One of the most influential NSW Japan relationship stories is the unlikely friendship that struck up in the very early 1970s between Bill Forrest from Tamworth, and Ichibay Matsuo, a sake brewer from Sannohe Aomori. Both of them were of a similar age, from a rural background, and very active Rotarians.
What started as an exchange of correspondence developed into a comprehensive system of youth exchange between NSW and Japan that eventually formed the basis of the Rotary Youth Exchange Programme between Japan and Australia. Since then, hundreds, perhaps thousands of young Australians and Japanese have spent up to 12 months living with families, attending high school, and learning each other’s language.
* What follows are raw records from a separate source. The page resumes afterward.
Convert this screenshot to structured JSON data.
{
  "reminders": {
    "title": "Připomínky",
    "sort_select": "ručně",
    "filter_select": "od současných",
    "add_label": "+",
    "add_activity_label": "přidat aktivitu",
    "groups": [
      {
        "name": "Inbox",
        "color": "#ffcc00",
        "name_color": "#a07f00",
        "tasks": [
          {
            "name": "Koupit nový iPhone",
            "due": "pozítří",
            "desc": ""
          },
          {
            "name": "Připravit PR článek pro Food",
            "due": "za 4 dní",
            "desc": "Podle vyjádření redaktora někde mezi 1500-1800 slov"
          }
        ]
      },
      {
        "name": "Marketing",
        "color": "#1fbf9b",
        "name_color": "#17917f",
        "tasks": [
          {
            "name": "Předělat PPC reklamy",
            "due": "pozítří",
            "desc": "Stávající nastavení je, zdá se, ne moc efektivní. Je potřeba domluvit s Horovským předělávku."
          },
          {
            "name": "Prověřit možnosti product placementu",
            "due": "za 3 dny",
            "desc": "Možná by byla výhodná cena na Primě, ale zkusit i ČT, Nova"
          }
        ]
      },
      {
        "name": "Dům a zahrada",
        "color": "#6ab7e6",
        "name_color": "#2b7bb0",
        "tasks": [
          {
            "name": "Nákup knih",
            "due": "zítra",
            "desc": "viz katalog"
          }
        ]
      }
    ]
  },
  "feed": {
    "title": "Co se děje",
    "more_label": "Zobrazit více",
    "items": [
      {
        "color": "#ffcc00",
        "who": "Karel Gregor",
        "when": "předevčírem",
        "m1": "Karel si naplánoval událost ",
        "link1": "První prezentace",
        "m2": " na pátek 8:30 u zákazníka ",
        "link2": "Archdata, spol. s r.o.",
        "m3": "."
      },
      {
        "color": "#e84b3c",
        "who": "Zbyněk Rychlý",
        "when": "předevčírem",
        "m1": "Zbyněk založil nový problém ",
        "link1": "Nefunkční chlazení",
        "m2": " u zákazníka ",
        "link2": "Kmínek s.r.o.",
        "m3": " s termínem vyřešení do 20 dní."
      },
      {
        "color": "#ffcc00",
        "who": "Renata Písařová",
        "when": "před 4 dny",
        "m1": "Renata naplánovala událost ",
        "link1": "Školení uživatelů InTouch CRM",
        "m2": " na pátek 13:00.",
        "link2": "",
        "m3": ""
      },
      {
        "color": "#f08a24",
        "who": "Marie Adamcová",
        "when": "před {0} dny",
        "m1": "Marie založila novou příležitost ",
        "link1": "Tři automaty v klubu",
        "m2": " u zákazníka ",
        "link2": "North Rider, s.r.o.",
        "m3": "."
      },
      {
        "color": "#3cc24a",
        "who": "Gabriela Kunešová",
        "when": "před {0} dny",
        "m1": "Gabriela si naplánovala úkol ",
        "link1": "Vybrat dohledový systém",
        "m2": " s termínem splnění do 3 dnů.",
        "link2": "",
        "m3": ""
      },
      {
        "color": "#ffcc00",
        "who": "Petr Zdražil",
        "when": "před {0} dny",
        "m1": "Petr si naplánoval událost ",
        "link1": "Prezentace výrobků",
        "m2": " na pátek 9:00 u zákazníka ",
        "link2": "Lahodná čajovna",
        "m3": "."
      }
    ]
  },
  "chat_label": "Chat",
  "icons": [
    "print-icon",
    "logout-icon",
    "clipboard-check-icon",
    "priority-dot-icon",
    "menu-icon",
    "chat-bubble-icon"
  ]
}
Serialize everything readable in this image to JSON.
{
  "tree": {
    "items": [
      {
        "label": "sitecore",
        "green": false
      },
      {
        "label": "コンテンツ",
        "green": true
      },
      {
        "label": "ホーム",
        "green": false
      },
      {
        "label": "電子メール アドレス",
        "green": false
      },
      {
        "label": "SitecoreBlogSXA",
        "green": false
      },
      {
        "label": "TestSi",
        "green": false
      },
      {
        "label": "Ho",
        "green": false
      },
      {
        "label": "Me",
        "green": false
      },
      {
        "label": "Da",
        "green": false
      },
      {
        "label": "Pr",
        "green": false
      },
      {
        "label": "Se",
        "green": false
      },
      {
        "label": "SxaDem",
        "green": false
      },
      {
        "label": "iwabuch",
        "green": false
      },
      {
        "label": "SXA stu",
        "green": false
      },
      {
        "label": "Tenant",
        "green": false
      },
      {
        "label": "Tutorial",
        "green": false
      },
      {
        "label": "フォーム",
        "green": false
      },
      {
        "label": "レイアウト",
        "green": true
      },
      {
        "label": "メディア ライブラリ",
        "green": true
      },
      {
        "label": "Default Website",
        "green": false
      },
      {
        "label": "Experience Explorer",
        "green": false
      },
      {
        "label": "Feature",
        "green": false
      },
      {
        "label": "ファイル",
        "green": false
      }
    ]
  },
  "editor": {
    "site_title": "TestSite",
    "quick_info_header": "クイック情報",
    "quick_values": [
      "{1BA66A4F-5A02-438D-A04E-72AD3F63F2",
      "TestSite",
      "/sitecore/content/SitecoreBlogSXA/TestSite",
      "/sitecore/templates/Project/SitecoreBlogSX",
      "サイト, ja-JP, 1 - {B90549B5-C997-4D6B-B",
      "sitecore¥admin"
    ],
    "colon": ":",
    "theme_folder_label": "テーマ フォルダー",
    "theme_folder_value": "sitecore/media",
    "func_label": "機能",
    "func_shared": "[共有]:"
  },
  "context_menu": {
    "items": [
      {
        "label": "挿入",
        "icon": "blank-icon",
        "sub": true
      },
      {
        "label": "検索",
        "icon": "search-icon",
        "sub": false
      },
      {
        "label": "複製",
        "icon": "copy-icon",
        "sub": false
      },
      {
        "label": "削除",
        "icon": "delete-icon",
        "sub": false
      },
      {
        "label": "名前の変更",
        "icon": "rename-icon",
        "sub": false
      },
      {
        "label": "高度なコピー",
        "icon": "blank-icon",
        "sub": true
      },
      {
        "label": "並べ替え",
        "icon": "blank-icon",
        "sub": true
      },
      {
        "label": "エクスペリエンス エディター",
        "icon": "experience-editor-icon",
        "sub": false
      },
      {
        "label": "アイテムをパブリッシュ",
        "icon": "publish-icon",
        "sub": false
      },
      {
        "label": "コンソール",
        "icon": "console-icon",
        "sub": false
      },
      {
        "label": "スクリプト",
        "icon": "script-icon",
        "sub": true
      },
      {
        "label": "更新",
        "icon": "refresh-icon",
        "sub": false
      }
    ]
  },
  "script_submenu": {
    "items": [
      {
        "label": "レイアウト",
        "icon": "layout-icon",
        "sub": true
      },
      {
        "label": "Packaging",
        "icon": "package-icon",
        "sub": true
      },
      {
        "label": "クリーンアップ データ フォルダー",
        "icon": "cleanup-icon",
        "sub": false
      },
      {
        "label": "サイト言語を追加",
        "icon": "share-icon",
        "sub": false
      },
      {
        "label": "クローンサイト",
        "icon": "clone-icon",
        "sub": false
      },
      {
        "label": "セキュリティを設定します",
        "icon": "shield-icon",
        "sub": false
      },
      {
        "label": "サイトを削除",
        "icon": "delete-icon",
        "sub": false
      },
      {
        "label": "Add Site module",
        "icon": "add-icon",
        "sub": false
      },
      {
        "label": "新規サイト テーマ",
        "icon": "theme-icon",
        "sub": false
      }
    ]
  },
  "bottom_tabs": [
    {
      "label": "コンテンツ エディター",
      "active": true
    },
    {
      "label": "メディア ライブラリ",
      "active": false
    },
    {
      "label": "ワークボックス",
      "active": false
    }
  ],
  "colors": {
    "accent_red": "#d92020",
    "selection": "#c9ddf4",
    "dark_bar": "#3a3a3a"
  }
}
The impact this has had on families, careers, professionals and business would be difficult to quantify but is no doubt immense and profound. My brother Allan and I were both Rotary Exchange Students to Japan, with Allan having the pleasure of becoming a member of Ichibay Matsuo’s family for a year. Personally and professionally we are still both heavily involved with Japan.
In 2001, Tamworth and Sannohe signed a Sister City Exchange Agreement, formalising the relationship between the two cities (see link below). Since then, many exchanges have taken place between both cities especially at the high school level.
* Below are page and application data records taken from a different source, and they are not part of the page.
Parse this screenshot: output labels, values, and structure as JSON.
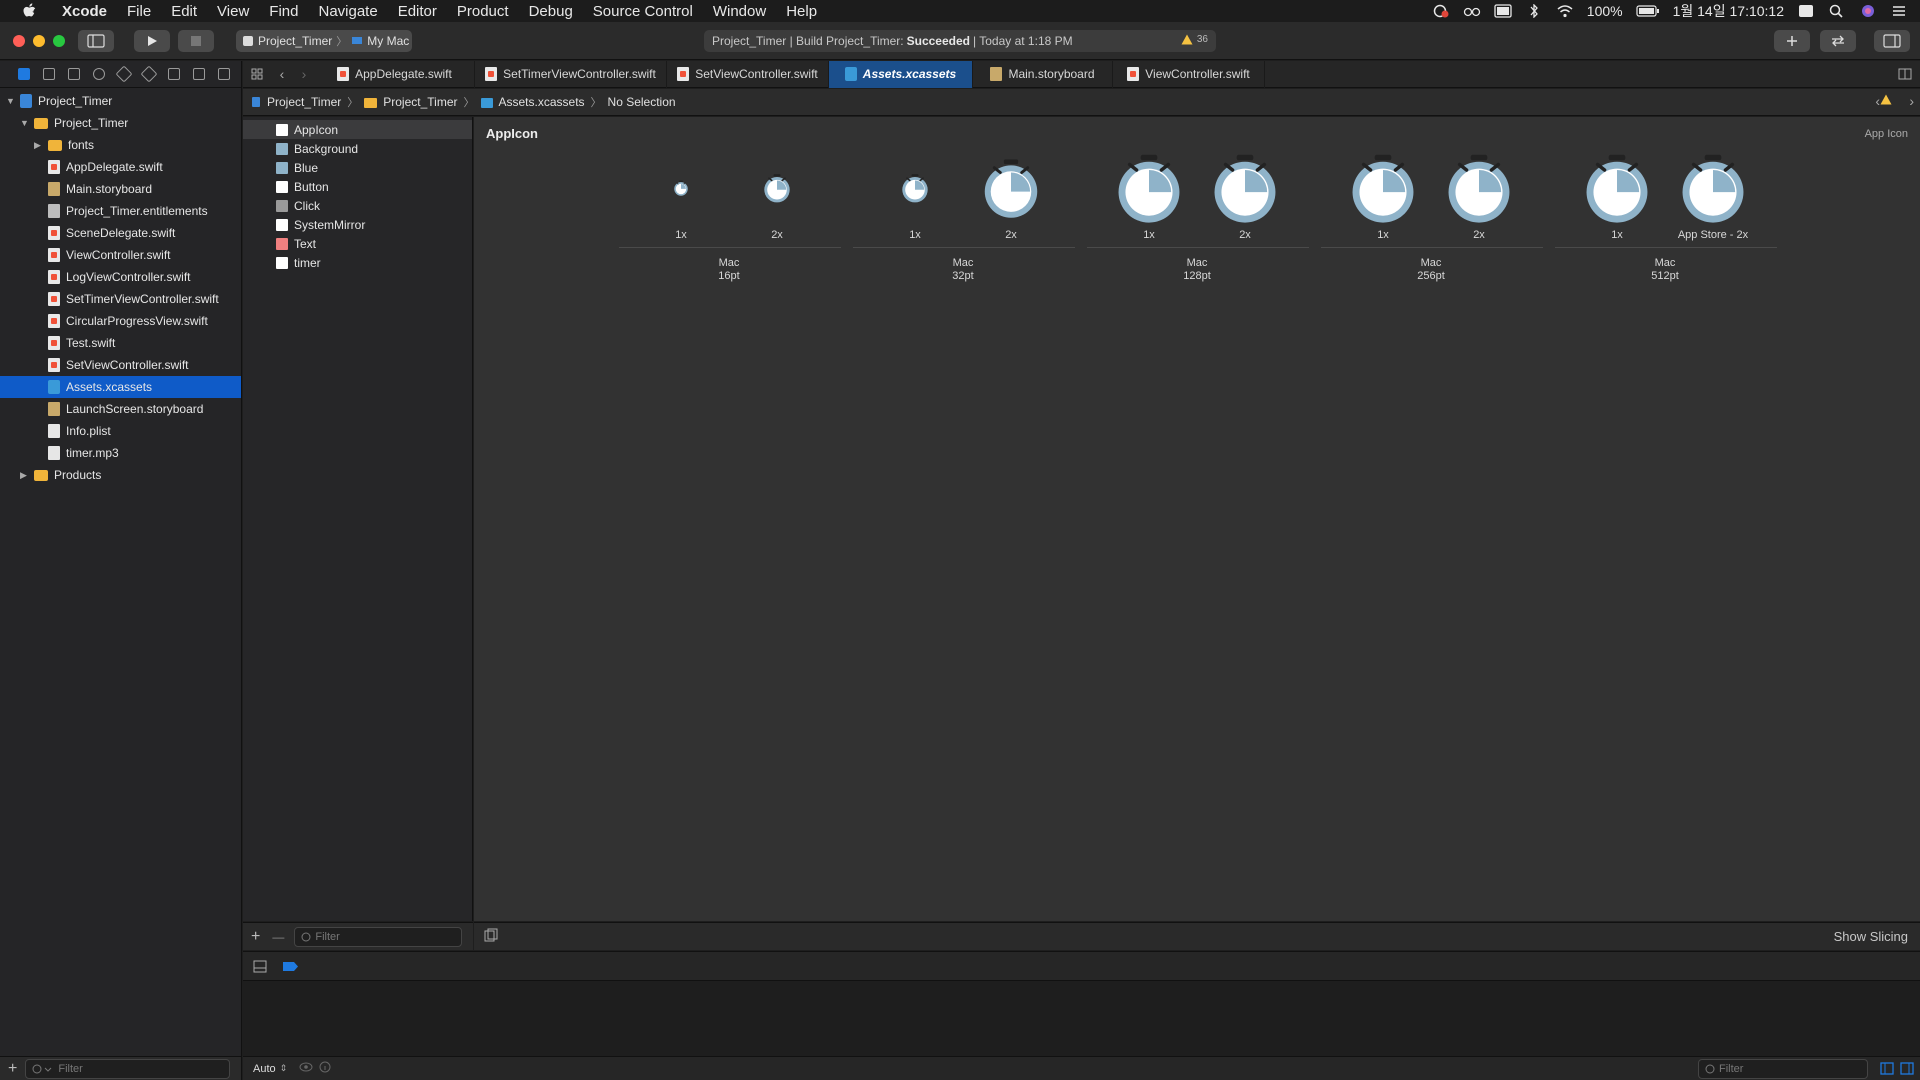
{
  "menubar": {
    "app_name": "Xcode",
    "items": [
      "File",
      "Edit",
      "View",
      "Find",
      "Navigate",
      "Editor",
      "Product",
      "Debug",
      "Source Control",
      "Window",
      "Help"
    ],
    "battery": "100%",
    "datetime": "1월 14일  17:10:12"
  },
  "toolbar": {
    "scheme_name": "Project_Timer",
    "destination": "My Mac",
    "activity_prefix": "Project_Timer | Build Project_Timer:",
    "activity_status": "Succeeded",
    "activity_time": "| Today at 1:18 PM",
    "warning_count": "36"
  },
  "navigator": {
    "rows": [
      {
        "label": "Project_Timer",
        "type": "proj",
        "disclosure": "▼"
      },
      {
        "label": "Project_Timer",
        "type": "folder",
        "disclosure": "▼"
      },
      {
        "label": "fonts",
        "type": "folder",
        "disclosure": "▶"
      },
      {
        "label": "AppDelegate.swift",
        "type": "swift",
        "disclosure": ""
      },
      {
        "label": "Main.storyboard",
        "type": "storyboard",
        "disclosure": ""
      },
      {
        "label": "Project_Timer.entitlements",
        "type": "ent",
        "disclosure": ""
      },
      {
        "label": "SceneDelegate.swift",
        "type": "swift",
        "disclosure": ""
      },
      {
        "label": "ViewController.swift",
        "type": "swift",
        "disclosure": ""
      },
      {
        "label": "LogViewController.swift",
        "type": "swift",
        "disclosure": ""
      },
      {
        "label": "SetTimerViewController.swift",
        "type": "swift",
        "disclosure": ""
      },
      {
        "label": "CircularProgressView.swift",
        "type": "swift",
        "disclosure": ""
      },
      {
        "label": "Test.swift",
        "type": "swift",
        "disclosure": ""
      },
      {
        "label": "SetViewController.swift",
        "type": "swift",
        "disclosure": ""
      },
      {
        "label": "Assets.xcassets",
        "type": "assets",
        "disclosure": "",
        "selected": true
      },
      {
        "label": "LaunchScreen.storyboard",
        "type": "storyboard",
        "disclosure": ""
      },
      {
        "label": "Info.plist",
        "type": "doc",
        "disclosure": ""
      },
      {
        "label": "timer.mp3",
        "type": "doc",
        "disclosure": ""
      },
      {
        "label": "Products",
        "type": "folder",
        "disclosure": "▶"
      }
    ],
    "filter_placeholder": "Filter"
  },
  "tabs": [
    {
      "label": "AppDelegate.swift",
      "active": false
    },
    {
      "label": "SetTimerViewController.swift",
      "active": false
    },
    {
      "label": "SetViewController.swift",
      "active": false
    },
    {
      "label": "Assets.xcassets",
      "active": true
    },
    {
      "label": "Main.storyboard",
      "active": false
    },
    {
      "label": "ViewController.swift",
      "active": false
    }
  ],
  "jumpbar": {
    "items": [
      "Project_Timer",
      "Project_Timer",
      "Assets.xcassets",
      "No Selection"
    ]
  },
  "assets": [
    {
      "label": "AppIcon",
      "color": "#ffffff",
      "selected": true
    },
    {
      "label": "Background",
      "color": "#8fb3c9"
    },
    {
      "label": "Blue",
      "color": "#8fb3c9"
    },
    {
      "label": "Button",
      "color": "#ffffff"
    },
    {
      "label": "Click",
      "color": "#9a9a9a"
    },
    {
      "label": "SystemMirror",
      "color": "#ffffff"
    },
    {
      "label": "Text",
      "color": "#f08080"
    },
    {
      "label": "timer",
      "color": "#ffffff"
    }
  ],
  "detail": {
    "title": "AppIcon",
    "kind": "App Icon",
    "slots": [
      "1x",
      "2x",
      "1x",
      "2x",
      "1x",
      "2x",
      "1x",
      "2x",
      "1x",
      "App Store - 2x"
    ],
    "groups": [
      {
        "platform": "Mac",
        "size": "16pt"
      },
      {
        "platform": "Mac",
        "size": "32pt"
      },
      {
        "platform": "Mac",
        "size": "128pt"
      },
      {
        "platform": "Mac",
        "size": "256pt"
      },
      {
        "platform": "Mac",
        "size": "512pt"
      }
    ],
    "show_slicing": "Show Slicing"
  },
  "list_footer": {
    "add": "+",
    "remove": "—",
    "filter_placeholder": "Filter"
  },
  "console_footer": {
    "mode": "Auto",
    "filter_placeholder": "Filter"
  },
  "colors": {
    "accent": "#0f5bc8",
    "icon_ring": "#8fb3c9",
    "warning": "#f5c242"
  }
}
In Feb 2006 Bill received the sad news that Ichibay Matsuo had passed away after a short illness. That night, without hesitation my brother and I took Bill to Japan so that he and his sons could be at his friend’s funeral in Sannohe.
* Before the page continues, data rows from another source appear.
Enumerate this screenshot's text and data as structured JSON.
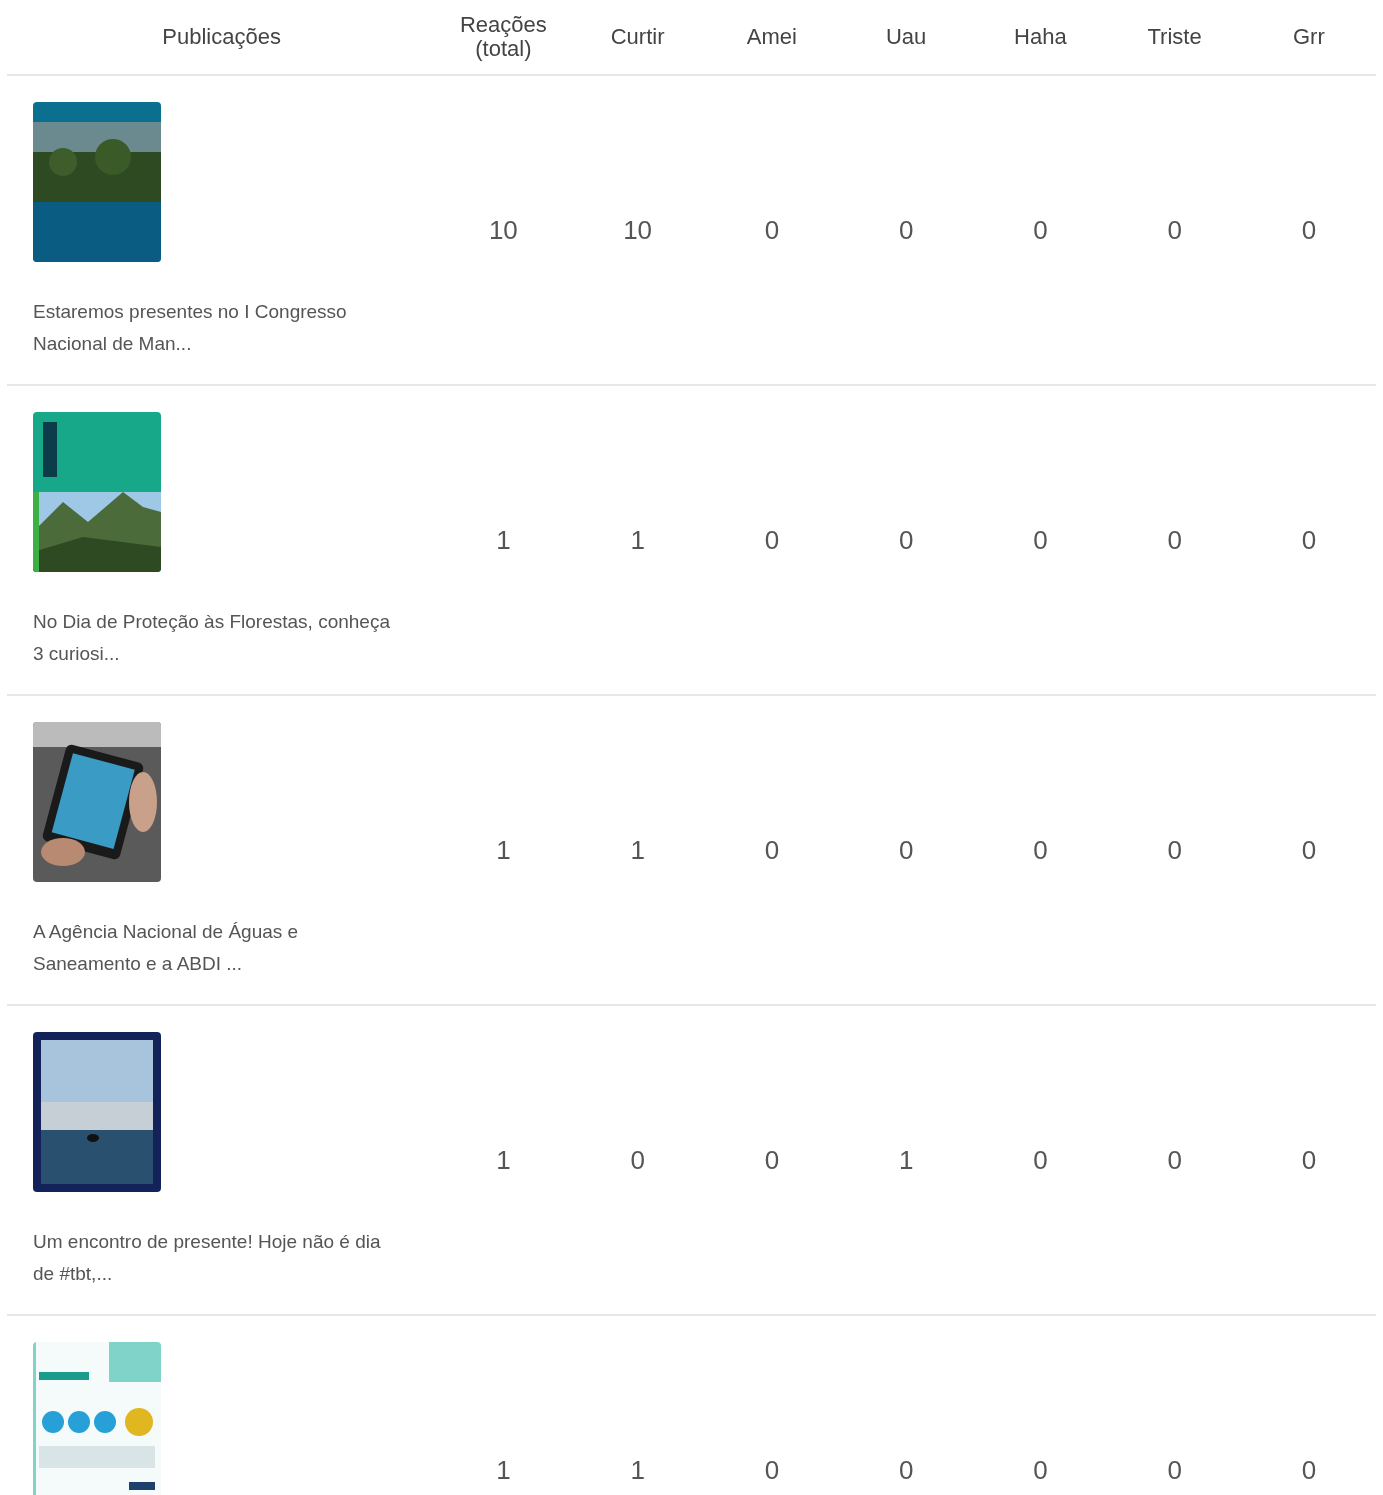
{
  "table": {
    "columns": [
      "Publicações",
      "Reações\n(total)",
      "Curtir",
      "Amei",
      "Uau",
      "Haha",
      "Triste",
      "Grr"
    ],
    "rows": [
      {
        "image": {
          "kind": "picture"
        },
        "caption": "Estaremos presentes no I Congresso Nacional de Man...",
        "values": [
          "10",
          "10",
          "0",
          "0",
          "0",
          "0",
          "0"
        ]
      },
      {
        "image": {
          "kind": "picture"
        },
        "caption": "No Dia de Proteção às Florestas, conheça 3 curiosi...",
        "values": [
          "1",
          "1",
          "0",
          "0",
          "0",
          "0",
          "0"
        ]
      },
      {
        "image": {
          "kind": "picture"
        },
        "caption": "A Agência Nacional de Águas e Saneamento e a ABDI ...",
        "values": [
          "1",
          "1",
          "0",
          "0",
          "0",
          "0",
          "0"
        ]
      },
      {
        "image": {
          "kind": "picture"
        },
        "caption": "Um encontro de presente! Hoje não é dia de #tbt,...",
        "values": [
          "1",
          "0",
          "0",
          "1",
          "0",
          "0",
          "0"
        ]
      },
      {
        "image": {
          "kind": "picture"
        },
        "values": [
          "1",
          "1",
          "0",
          "0",
          "0",
          "0",
          "0"
        ]
      }
    ]
  }
}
Bill turned 90 in January this year. Bill and his wife Ruth, still live in a retirement village in Tamworth. Every so often, before Covid-19, the retirement village would get a busload of visitors from Japan. They come not to see the retirement village but simply to meet and shake hands with one of the men who started it all.